I recently spoke at the Biometrics for Government and Law Enforcement conference in Washington, DC. The more I speak at these events and around the country at our Lunch and Learn events, the more I realize that there are many misconceptions about biometric facial recognition technology. Maybe it comes from too many crime dramas on TV or maybe it comes from reports like the Georgetown Law Study that represented a narrative about bias that the facts simply don’t support. During speaking engagements like this one, I consider it a duty and a privilege to cut through the myths and share the reality of how facial recognition can be an incredibly valuable tool for law enforcement to develop leads and help solve cases.
Separating Biometric Facial Recognition Myths from Reality
While there are many misconceptions to address, I’ll take you through the top four that were discussed at the Biometrics conference.
Fact One: It works.
When I joined Vigilant Solutions after serving over 20 years in the New York Police Department (NYPD), I was asked, “If you had one message that you would like the world to know about facial recognition what would it be?” My response: “I want the world to know that this is a biometric technology tool and not a biometric science.” What do I mean?

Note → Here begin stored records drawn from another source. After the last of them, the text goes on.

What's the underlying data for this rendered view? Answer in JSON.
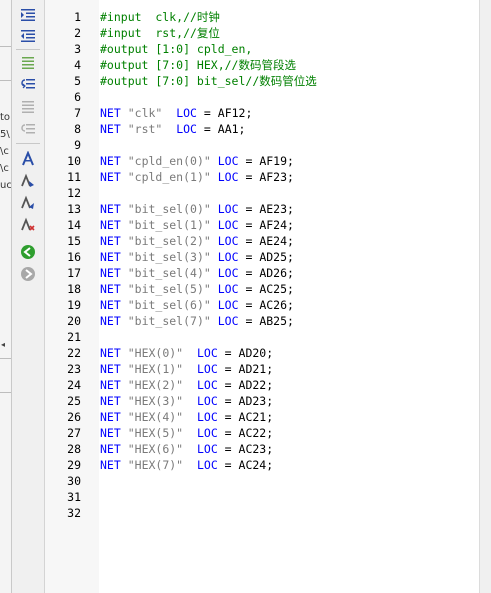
{
  "left_pane": {
    "fragments": [
      "to",
      "5\\",
      "\\c",
      "\\c",
      "uc"
    ]
  },
  "toolbar": {
    "buttons": [
      {
        "name": "toggle-bookmark",
        "icon": "indent-icon"
      },
      {
        "name": "next-bookmark",
        "icon": "outdent-icon"
      },
      {
        "name": "comment",
        "icon": "comment-lines-icon"
      },
      {
        "name": "undo",
        "icon": "undo-icon"
      },
      {
        "name": "uncomment",
        "icon": "uncomment-lines-icon"
      },
      {
        "name": "redo",
        "icon": "redo-icon"
      },
      {
        "name": "bookmark",
        "icon": "bookmark-icon"
      },
      {
        "name": "next-bm",
        "icon": "next-bookmark-icon"
      },
      {
        "name": "prev-bm",
        "icon": "prev-bookmark-icon"
      },
      {
        "name": "clear-bm",
        "icon": "clear-bookmarks-icon"
      },
      {
        "name": "back",
        "icon": "back-arrow-icon"
      },
      {
        "name": "forward",
        "icon": "forward-arrow-icon"
      }
    ],
    "colors": {
      "back": "#2e9e2e",
      "forward": "#a8a8a8"
    }
  },
  "editor": {
    "lines": [
      {
        "n": "1",
        "t": "comment",
        "text": "#input  clk,//时钟"
      },
      {
        "n": "2",
        "t": "comment",
        "text": "#input  rst,//复位"
      },
      {
        "n": "3",
        "t": "comment",
        "text": "#output [1:0] cpld_en,"
      },
      {
        "n": "4",
        "t": "comment",
        "text": "#output [7:0] HEX,//数码管段选"
      },
      {
        "n": "5",
        "t": "comment",
        "text": "#output [7:0] bit_sel//数码管位选"
      },
      {
        "n": "6",
        "t": "empty"
      },
      {
        "n": "7",
        "t": "net",
        "sig": "\"clk\"",
        "pad": "  ",
        "pin": "AF12"
      },
      {
        "n": "8",
        "t": "net",
        "sig": "\"rst\"",
        "pad": "  ",
        "pin": "AA1"
      },
      {
        "n": "9",
        "t": "empty"
      },
      {
        "n": "10",
        "t": "net",
        "sig": "\"cpld_en(0)\"",
        "pad": " ",
        "pin": "AF19"
      },
      {
        "n": "11",
        "t": "net",
        "sig": "\"cpld_en(1)\"",
        "pad": " ",
        "pin": "AF23"
      },
      {
        "n": "12",
        "t": "empty"
      },
      {
        "n": "13",
        "t": "net",
        "sig": "\"bit_sel(0)\"",
        "pad": " ",
        "pin": "AE23"
      },
      {
        "n": "14",
        "t": "net",
        "sig": "\"bit_sel(1)\"",
        "pad": " ",
        "pin": "AF24"
      },
      {
        "n": "15",
        "t": "net",
        "sig": "\"bit_sel(2)\"",
        "pad": " ",
        "pin": "AE24"
      },
      {
        "n": "16",
        "t": "net",
        "sig": "\"bit_sel(3)\"",
        "pad": " ",
        "pin": "AD25"
      },
      {
        "n": "17",
        "t": "net",
        "sig": "\"bit_sel(4)\"",
        "pad": " ",
        "pin": "AD26"
      },
      {
        "n": "18",
        "t": "net",
        "sig": "\"bit_sel(5)\"",
        "pad": " ",
        "pin": "AC25"
      },
      {
        "n": "19",
        "t": "net",
        "sig": "\"bit_sel(6)\"",
        "pad": " ",
        "pin": "AC26"
      },
      {
        "n": "20",
        "t": "net",
        "sig": "\"bit_sel(7)\"",
        "pad": " ",
        "pin": "AB25"
      },
      {
        "n": "21",
        "t": "empty"
      },
      {
        "n": "22",
        "t": "net",
        "sig": "\"HEX(0)\"",
        "pad": "  ",
        "pin": "AD20"
      },
      {
        "n": "23",
        "t": "net",
        "sig": "\"HEX(1)\"",
        "pad": "  ",
        "pin": "AD21"
      },
      {
        "n": "24",
        "t": "net",
        "sig": "\"HEX(2)\"",
        "pad": "  ",
        "pin": "AD22"
      },
      {
        "n": "25",
        "t": "net",
        "sig": "\"HEX(3)\"",
        "pad": "  ",
        "pin": "AD23"
      },
      {
        "n": "26",
        "t": "net",
        "sig": "\"HEX(4)\"",
        "pad": "  ",
        "pin": "AC21"
      },
      {
        "n": "27",
        "t": "net",
        "sig": "\"HEX(5)\"",
        "pad": "  ",
        "pin": "AC22"
      },
      {
        "n": "28",
        "t": "net",
        "sig": "\"HEX(6)\"",
        "pad": "  ",
        "pin": "AC23"
      },
      {
        "n": "29",
        "t": "net",
        "sig": "\"HEX(7)\"",
        "pad": "  ",
        "pin": "AC24"
      },
      {
        "n": "30",
        "t": "empty"
      },
      {
        "n": "31",
        "t": "empty"
      },
      {
        "n": "32",
        "t": "empty"
      }
    ],
    "keywords": {
      "net": "NET",
      "loc": "LOC",
      "eq": "=",
      "semi": ";"
    },
    "colors": {
      "comment": "#008000",
      "keyword": "#0000ff",
      "string": "#7a7a7a"
    }
  }
}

Facial recognition is not 100% accurate. It is not DNA. But here’s what I do know: After working on countless cases using facial recognition, I am certain it works when properly used in the investigative process to develop leads and help solve cases. At the NYPD, the facial recognition investigation unit I spearheaded has conducted more than 8,500 facial recognition investigations and over 2,700 arrests. I know that without it, many cases would go unsolved. And I know that it has helped bring dangerous criminals to justice, it has saved lives, and it protects officers and communities.
Fact Two: A facial recognition match is NOT the basis for arrest.

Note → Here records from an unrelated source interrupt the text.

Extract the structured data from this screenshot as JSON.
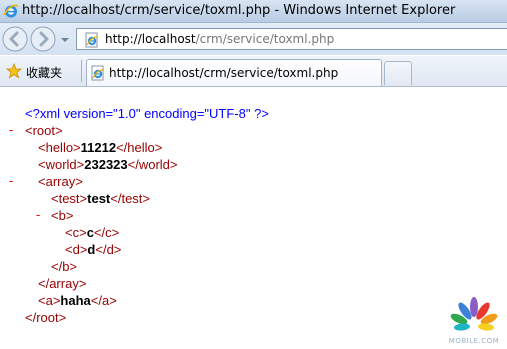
{
  "window": {
    "title": "http://localhost/crm/service/toxml.php - Windows Internet Explorer"
  },
  "navigation": {
    "address_host": "http://localhost",
    "address_path": "/crm/service/toxml.php"
  },
  "favorites": {
    "label": "收藏夹"
  },
  "tab": {
    "label": "http://localhost/crm/service/toxml.php"
  },
  "xml": {
    "declaration": "<?xml version=\"1.0\" encoding=\"UTF-8\" ?>",
    "toggle_symbol": "-",
    "lines": {
      "root_open": "<root>",
      "hello_open": "<hello>",
      "hello_value": "11212",
      "hello_close": "</hello>",
      "world_open": "<world>",
      "world_value": "232323",
      "world_close": "</world>",
      "array_open": "<array>",
      "test_open": "<test>",
      "test_value": "test",
      "test_close": "</test>",
      "b_open": "<b>",
      "c_open": "<c>",
      "c_value": "c",
      "c_close": "</c>",
      "d_open": "<d>",
      "d_value": "d",
      "d_close": "</d>",
      "b_close": "</b>",
      "array_close": "</array>",
      "a_open": "<a>",
      "a_value": "haha",
      "a_close": "</a>",
      "root_close": "</root>"
    }
  },
  "watermark": {
    "text": "MOBILE.COM"
  },
  "colors": {
    "pi": "#0000ff",
    "tag": "#990000",
    "toggle": "#ff0000",
    "value": "#000000"
  }
}
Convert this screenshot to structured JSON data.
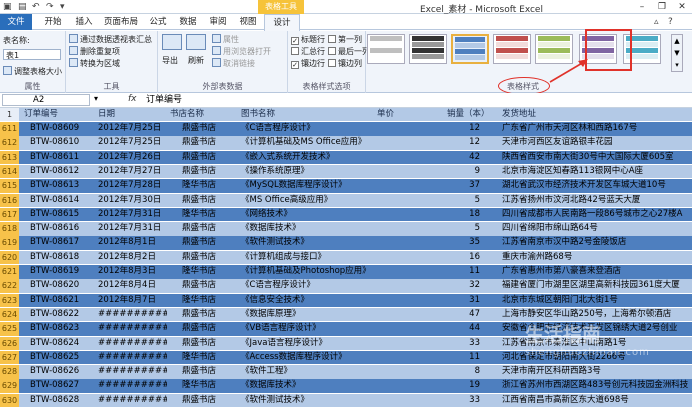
{
  "title_bar": {
    "window_title": "Excel_素材 - Microsoft Excel",
    "context_group": "表格工具",
    "window_controls": [
      "minimize-icon",
      "restore-icon",
      "close-icon"
    ]
  },
  "tabs": [
    "文件",
    "开始",
    "插入",
    "页面布局",
    "公式",
    "数据",
    "审阅",
    "视图",
    "设计"
  ],
  "ribbon": {
    "properties": {
      "name_label": "表名称:",
      "name_value": "表1",
      "resize": "调整表格大小",
      "group": "属性"
    },
    "tools": {
      "pivot": "通过数据透视表汇总",
      "remove_dup": "删除重复项",
      "to_range": "转换为区域",
      "group": "工具"
    },
    "external": {
      "export": "导出",
      "refresh": "刷新",
      "props": "属性",
      "open_browser": "用浏览器打开",
      "unlink": "取消链接",
      "group": "外部表数据"
    },
    "options": {
      "header_row": "标题行",
      "total_row": "汇总行",
      "banded_rows": "镶边行",
      "first_col": "第一列",
      "last_col": "最后一列",
      "banded_cols": "镶边列",
      "group": "表格样式选项"
    },
    "styles": {
      "group": "表格样式"
    }
  },
  "formula_bar": {
    "cell_ref": "A2",
    "fx": "fx",
    "content": "订单编号"
  },
  "table": {
    "header_row_num": "1",
    "headers": [
      "订单编号",
      "日期",
      "书店名称",
      "图书名称",
      "单价",
      "销量（本）",
      "发货地址"
    ],
    "rows": [
      [
        "611",
        "BTW-08609",
        "2012年7月25日",
        "鼎盛书店",
        "《C语言程序设计》",
        "",
        "12",
        "广东省广州市天河区林和西路167号"
      ],
      [
        "612",
        "BTW-08610",
        "2012年7月25日",
        "鼎盛书店",
        "《计算机基础及MS Office应用》",
        "",
        "12",
        "天津市河西区友谊路银丰花园"
      ],
      [
        "613",
        "BTW-08611",
        "2012年7月26日",
        "鼎盛书店",
        "《嵌入式系统开发技术》",
        "",
        "42",
        "陕西省西安市南大街30号中大国际大厦605室"
      ],
      [
        "614",
        "BTW-08612",
        "2012年7月27日",
        "鼎盛书店",
        "《操作系统原理》",
        "",
        "9",
        "北京市海淀区知春路113银网中心A座"
      ],
      [
        "615",
        "BTW-08613",
        "2012年7月28日",
        "隆华书店",
        "《MySQL数据库程序设计》",
        "",
        "37",
        "湖北省武汉市经济技术开发区车城大道10号"
      ],
      [
        "616",
        "BTW-08614",
        "2012年7月30日",
        "鼎盛书店",
        "《MS Office高级应用》",
        "",
        "5",
        "江苏省扬州市汶河北路42号蓝天大厦"
      ],
      [
        "617",
        "BTW-08615",
        "2012年7月31日",
        "隆华书店",
        "《网络技术》",
        "",
        "18",
        "四川省成都市人民南路一段86号城市之心27楼A"
      ],
      [
        "618",
        "BTW-08616",
        "2012年7月31日",
        "鼎盛书店",
        "《数据库技术》",
        "",
        "5",
        "四川省绵阳市绵山路64号"
      ],
      [
        "619",
        "BTW-08617",
        "2012年8月1日",
        "鼎盛书店",
        "《软件测试技术》",
        "",
        "35",
        "江苏省南京市汉中路2号金陵饭店"
      ],
      [
        "620",
        "BTW-08618",
        "2012年8月2日",
        "鼎盛书店",
        "《计算机组成与接口》",
        "",
        "16",
        "重庆市渝州路68号"
      ],
      [
        "621",
        "BTW-08619",
        "2012年8月3日",
        "隆华书店",
        "《计算机基础及Photoshop应用》",
        "",
        "11",
        "广东省惠州市第八豪喜来登酒店"
      ],
      [
        "622",
        "BTW-08620",
        "2012年8月4日",
        "鼎盛书店",
        "《C语言程序设计》",
        "",
        "32",
        "福建省厦门市湖里区湖里高新科技园361度大厦"
      ],
      [
        "623",
        "BTW-08621",
        "2012年8月7日",
        "隆华书店",
        "《信息安全技术》",
        "",
        "31",
        "北京市东城区朝阳门北大街1号"
      ],
      [
        "624",
        "BTW-08622",
        "############",
        "鼎盛书店",
        "《数据库原理》",
        "",
        "47",
        "上海市静安区华山路250号，上海希尔顿酒店"
      ],
      [
        "625",
        "BTW-08623",
        "############",
        "鼎盛书店",
        "《VB语言程序设计》",
        "",
        "44",
        "安徽省合肥市经济技术开发区锦绣大道2号创业"
      ],
      [
        "626",
        "BTW-08624",
        "############",
        "鼎盛书店",
        "《Java语言程序设计》",
        "",
        "33",
        "江苏省南京市秦淮区中山南路1号"
      ],
      [
        "627",
        "BTW-08625",
        "############",
        "隆华书店",
        "《Access数据库程序设计》",
        "",
        "11",
        "河北省保定市朝阳南大街2266号"
      ],
      [
        "628",
        "BTW-08626",
        "############",
        "鼎盛书店",
        "《软件工程》",
        "",
        "8",
        "天津市南开区科研西路3号"
      ],
      [
        "629",
        "BTW-08627",
        "############",
        "隆华书店",
        "《数据库技术》",
        "",
        "19",
        "浙江省苏州市西湖区路483号创元科技园金洲科技"
      ],
      [
        "630",
        "BTW-08628",
        "############",
        "鼎盛书店",
        "《软件测试技术》",
        "",
        "33",
        "江西省南昌市高新区东大道698号"
      ]
    ]
  },
  "watermark": {
    "main": "生活指南",
    "sub": "shenghuozhinan.com"
  },
  "colors": {
    "band_dark": "#4e7fbf",
    "band_light": "#b3c9e6",
    "accent": "#2a6ebb",
    "highlight": "#e0322a"
  }
}
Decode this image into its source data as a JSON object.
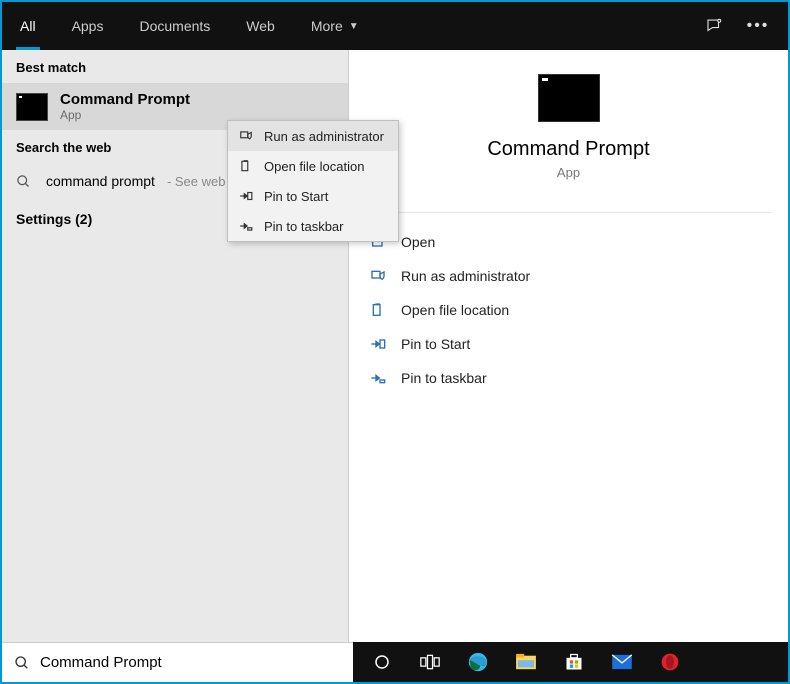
{
  "header": {
    "tabs": [
      "All",
      "Apps",
      "Documents",
      "Web",
      "More"
    ]
  },
  "left": {
    "best_match_label": "Best match",
    "result": {
      "title": "Command Prompt",
      "subtitle": "App"
    },
    "search_web_label": "Search the web",
    "web_query": "command prompt",
    "web_hint": " - See web",
    "settings_label": "Settings (2)"
  },
  "context_menu": {
    "items": [
      "Run as administrator",
      "Open file location",
      "Pin to Start",
      "Pin to taskbar"
    ]
  },
  "detail": {
    "title": "Command Prompt",
    "subtitle": "App",
    "actions": [
      "Open",
      "Run as administrator",
      "Open file location",
      "Pin to Start",
      "Pin to taskbar"
    ]
  },
  "search": {
    "value": "Command Prompt"
  }
}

This is so important and that’s why we emphasize this over and over: Facial recognition technology provides leads; it is NOT the basis for arrest. The onus always falls on the agency to establish probable cause. Agencies should follow best investigative practices and establish policies for facial recognition investigations including: documenting what you have done, creating an audit trail, and demonstrating a disciplined approach to facial recognition investigations. Critical to that disciplined approach in addition to the background investigation, is a requirement that an analyst individually examine the potential match to determine if the physical attributes match up.
Fact Three: Enhancing images helps to find the bad people.
At the conference, there was a ton of buzz about the ability to enhance images. Some even questioned the practice and asked whether it was a bad to manipulate probe images. The facts show that we are not manipulating but enhancing what is already there to develop a lead. When we use enhancement tools to render a poor-quality image usable for facial recognition investigations, we are simply taking that image and cleaning it up so that it can be used to generate a potential match by the facial recognition software. For example, what happens when you add eyes to a picture of someone with closed eyes and you end up with a potential match that ranks 100? You investigate, you look into the background, and you vet that photo. Take the case of twins. If you put in a photo of one twin the other will show up as a match. Does that mean you arrest the match? No, what you have is a lead to investigate. Isn’t the same thing done when agencies use sketch artists? The find someone who resembles the sketch through physical characteristics but still need to validate the potential match as a viable candidate in the Investigation.
Fact Four: You don’t have to be a graphic design expert to use enhancement tools.
For many agencies, biometric facial recognition is off the table because they falsely believe that you need to either be an expert at graphic design or you have to outsource image editing software and training to use the technology. My time with the NYPD as the Lead Detective for the agency’s first dedicated facial recognition unit taught me that law enforcement needs tools that are easy to use or they won’t use them at all. That experience led to the development of Vigilant’s simple to use image enhancement tools.
We are here to help separate the fact from the fiction, to tell the stories of successful investigations using facial recognition technology and to equip agencies with the best practices and policies for implementing facial recognition. Thank you to everyone that attended my presentation and visited me at the show. Let’s keep the conversation going and share the facts.
Want to know more? Get the Whitepaper: Facial Recognition: Art or Science?